"It's about providing extraordinary experiences that exceed expectations and create life-long memories," he added. So, when it comes down to it, a luxurious experience is subjective, but the individuality of properties and the service levels provided by staff are essential to the impression hotels will make on their clients.Jacqueline Campbell, managing director of Dubai-based luxury hotel representation group, The Travel Collection, commented that luxury had to be "subtle" and "different" to warrant the term.
"Luxury is always aspiring to be the top end of the market of course," she said.
"But it has to be more than that. If you're talking about a luxury property, the guest has to feel like they're arrived.
We try to avoid the phrase luxury in our releases now.
"Luxury can be big or small it doesn't have to be defined by size, but it does have to give the guest a sensation of deserved indulgence when they stay there."
Ritz-Carlton Company LLC regional vice president Middle East Pacal Duchauffour said his company had "always positioned itself in the luxury market" and over the past few years had "spent a lot of time talking to customers" to determine the evolving needs of the ‘luxury traveller'.
"We have gone back to basics and redefined some of our standards based on the needs of the customer today," he explained.
"Customers are younger and faster; they want to combine business with leisure; and technology is part of their lives. They want our staff to be more casual."
As a result, Ritz-Carlton has encouraged staff to modify their behaviour according to the customer and are "polite but sincere".
"I believe that is what defines luxury," Duchauffour added.
It's expected that industry leaders in the luxury market will have differing views on the definition of luxury in the current market, but the one constant is the consensus that a property cannot provide a luxury experience without staff that can perform to the very highest standard.

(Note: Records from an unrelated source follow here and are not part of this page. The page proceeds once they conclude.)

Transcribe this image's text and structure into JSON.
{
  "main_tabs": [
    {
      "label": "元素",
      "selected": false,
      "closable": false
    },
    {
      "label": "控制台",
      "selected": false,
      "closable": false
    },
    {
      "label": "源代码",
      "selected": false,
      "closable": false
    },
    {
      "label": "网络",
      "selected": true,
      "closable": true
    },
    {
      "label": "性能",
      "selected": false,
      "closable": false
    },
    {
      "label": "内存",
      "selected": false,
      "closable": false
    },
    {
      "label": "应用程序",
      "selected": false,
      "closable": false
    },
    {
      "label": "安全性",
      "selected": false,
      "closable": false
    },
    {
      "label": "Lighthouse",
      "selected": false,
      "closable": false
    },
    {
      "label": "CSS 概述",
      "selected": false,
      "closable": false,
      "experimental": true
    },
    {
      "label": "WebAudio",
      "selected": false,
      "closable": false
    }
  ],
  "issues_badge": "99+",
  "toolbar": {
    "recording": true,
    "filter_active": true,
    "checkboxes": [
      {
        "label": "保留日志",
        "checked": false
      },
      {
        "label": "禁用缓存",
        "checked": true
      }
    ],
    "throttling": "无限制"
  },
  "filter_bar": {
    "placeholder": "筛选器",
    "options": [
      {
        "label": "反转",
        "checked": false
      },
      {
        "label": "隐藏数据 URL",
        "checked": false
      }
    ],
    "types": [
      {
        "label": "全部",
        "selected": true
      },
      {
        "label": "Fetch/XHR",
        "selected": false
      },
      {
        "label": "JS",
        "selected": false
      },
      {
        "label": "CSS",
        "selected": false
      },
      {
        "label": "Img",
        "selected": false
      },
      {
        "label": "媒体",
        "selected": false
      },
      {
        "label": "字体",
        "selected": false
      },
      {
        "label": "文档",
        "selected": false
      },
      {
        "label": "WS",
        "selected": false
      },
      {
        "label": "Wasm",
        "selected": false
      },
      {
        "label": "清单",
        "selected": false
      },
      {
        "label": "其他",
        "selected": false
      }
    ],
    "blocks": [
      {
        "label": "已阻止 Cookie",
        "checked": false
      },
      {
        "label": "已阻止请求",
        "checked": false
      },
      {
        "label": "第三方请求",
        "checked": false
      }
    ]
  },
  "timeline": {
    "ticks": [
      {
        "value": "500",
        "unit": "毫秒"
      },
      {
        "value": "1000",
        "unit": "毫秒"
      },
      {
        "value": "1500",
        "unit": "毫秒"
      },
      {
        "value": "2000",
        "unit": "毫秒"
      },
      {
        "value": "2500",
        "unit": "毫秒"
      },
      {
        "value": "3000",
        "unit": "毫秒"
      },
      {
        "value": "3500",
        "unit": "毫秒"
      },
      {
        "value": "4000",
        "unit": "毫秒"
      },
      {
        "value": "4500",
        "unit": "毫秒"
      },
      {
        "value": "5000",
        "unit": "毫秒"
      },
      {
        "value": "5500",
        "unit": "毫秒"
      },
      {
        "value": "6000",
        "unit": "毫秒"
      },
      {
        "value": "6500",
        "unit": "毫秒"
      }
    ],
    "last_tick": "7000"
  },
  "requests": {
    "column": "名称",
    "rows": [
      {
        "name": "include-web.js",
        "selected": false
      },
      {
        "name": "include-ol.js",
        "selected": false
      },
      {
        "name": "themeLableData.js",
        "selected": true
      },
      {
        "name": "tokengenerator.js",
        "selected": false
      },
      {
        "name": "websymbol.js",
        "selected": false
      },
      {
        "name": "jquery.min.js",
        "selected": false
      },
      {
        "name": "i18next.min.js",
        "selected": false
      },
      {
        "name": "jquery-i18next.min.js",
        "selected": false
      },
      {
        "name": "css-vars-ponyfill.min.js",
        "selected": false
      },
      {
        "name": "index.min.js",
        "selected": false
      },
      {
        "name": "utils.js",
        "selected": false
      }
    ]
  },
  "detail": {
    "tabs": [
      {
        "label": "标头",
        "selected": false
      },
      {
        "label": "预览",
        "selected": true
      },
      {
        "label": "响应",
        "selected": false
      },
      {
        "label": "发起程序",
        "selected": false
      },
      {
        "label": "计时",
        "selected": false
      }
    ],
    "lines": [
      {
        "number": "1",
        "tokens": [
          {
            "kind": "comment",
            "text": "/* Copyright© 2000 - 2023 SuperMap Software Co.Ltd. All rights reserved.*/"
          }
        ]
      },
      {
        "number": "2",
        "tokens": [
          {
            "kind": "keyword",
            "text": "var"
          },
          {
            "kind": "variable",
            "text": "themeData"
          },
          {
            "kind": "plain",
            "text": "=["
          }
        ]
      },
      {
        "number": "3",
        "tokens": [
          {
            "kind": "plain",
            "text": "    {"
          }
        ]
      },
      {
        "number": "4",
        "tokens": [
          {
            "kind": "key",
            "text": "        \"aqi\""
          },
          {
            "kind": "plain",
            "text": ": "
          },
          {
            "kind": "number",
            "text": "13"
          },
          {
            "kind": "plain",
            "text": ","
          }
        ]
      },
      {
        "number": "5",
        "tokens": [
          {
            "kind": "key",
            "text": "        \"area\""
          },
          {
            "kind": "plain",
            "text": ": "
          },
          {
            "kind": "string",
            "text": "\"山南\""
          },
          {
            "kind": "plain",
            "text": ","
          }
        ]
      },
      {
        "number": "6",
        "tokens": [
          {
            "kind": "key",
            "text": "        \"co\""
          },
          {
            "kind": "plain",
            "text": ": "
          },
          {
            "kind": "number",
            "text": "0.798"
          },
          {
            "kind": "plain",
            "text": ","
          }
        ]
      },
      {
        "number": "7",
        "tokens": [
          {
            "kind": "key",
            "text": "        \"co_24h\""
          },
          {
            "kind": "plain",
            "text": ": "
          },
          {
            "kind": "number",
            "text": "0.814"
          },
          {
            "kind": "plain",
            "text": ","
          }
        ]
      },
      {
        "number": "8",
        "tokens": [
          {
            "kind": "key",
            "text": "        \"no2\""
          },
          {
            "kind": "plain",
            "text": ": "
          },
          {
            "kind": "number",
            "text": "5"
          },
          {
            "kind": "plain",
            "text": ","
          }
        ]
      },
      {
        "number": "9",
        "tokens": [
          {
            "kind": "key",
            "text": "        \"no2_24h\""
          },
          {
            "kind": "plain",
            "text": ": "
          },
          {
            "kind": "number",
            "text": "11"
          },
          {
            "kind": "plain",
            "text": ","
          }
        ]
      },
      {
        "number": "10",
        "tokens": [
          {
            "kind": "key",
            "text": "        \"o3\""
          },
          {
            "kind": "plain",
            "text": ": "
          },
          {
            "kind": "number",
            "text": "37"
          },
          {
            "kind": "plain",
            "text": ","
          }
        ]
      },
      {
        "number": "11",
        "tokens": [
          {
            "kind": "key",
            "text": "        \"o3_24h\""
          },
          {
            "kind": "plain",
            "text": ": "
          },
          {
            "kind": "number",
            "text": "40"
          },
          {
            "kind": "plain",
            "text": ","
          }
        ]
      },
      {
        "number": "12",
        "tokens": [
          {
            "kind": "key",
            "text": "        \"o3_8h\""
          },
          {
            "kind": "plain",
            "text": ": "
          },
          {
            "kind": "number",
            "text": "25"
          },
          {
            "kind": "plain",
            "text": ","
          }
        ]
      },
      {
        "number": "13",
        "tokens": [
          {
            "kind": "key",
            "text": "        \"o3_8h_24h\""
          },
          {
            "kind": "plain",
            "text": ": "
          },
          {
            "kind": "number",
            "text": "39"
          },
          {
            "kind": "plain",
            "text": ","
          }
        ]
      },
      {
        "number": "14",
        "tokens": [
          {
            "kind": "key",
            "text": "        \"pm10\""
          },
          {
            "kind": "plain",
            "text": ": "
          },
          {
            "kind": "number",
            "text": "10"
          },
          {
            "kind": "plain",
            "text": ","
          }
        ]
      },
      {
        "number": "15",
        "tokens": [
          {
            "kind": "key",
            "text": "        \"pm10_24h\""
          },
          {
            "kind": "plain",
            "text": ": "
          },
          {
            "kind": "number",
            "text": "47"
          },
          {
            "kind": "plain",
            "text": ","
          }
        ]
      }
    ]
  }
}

"The small and the big touches; that is what makes the difference in today's market between merely top end and actual luxury," said The Leading Hotels of the World director of sales Middle East Hatem Chatter.
"It's all about understanding that the comfort of the guest is paramount and then working from that mindset"
Of course, the concept of luxury is difficult to quantify and also depends on the market you are targeting.
"The interesting thing is that while a run-of-the-mill deluxe property certainly is luxury to the average working man, it's nothing special to a billionaire," said the general manager of Bahrain International Travel Group, Paul Clabburn.
"What was previously termed a ‘luxury traveller' is now someone seeking to elevate their travel experience.
"The term ‘luxury' is intrinsically linked with product branding and the emotive perceptions of the target audience.
"To define luxury is very tricky, but here's a thought, is unique the new luxury?"
The idea that luxury has to be a unique experience echoes the comments of GHM's Puri, but is it fair to dismiss properties simply because they are part of a brand that seeks to offer consistent high standards across all of its properties?
It's possible to see both sides of the argument and Clabburn's additional comment that luxury experience should be "something so special that all expectations are surpassed", is a good one, but doesn't account for the high standards of the mega rich and would be impossible to judge, because what defines unique?
One solution would be to have a luxury properties accreditation board setting out standards that were adhered to worldwide, but until that time comes, clients will just have to decide for themselves.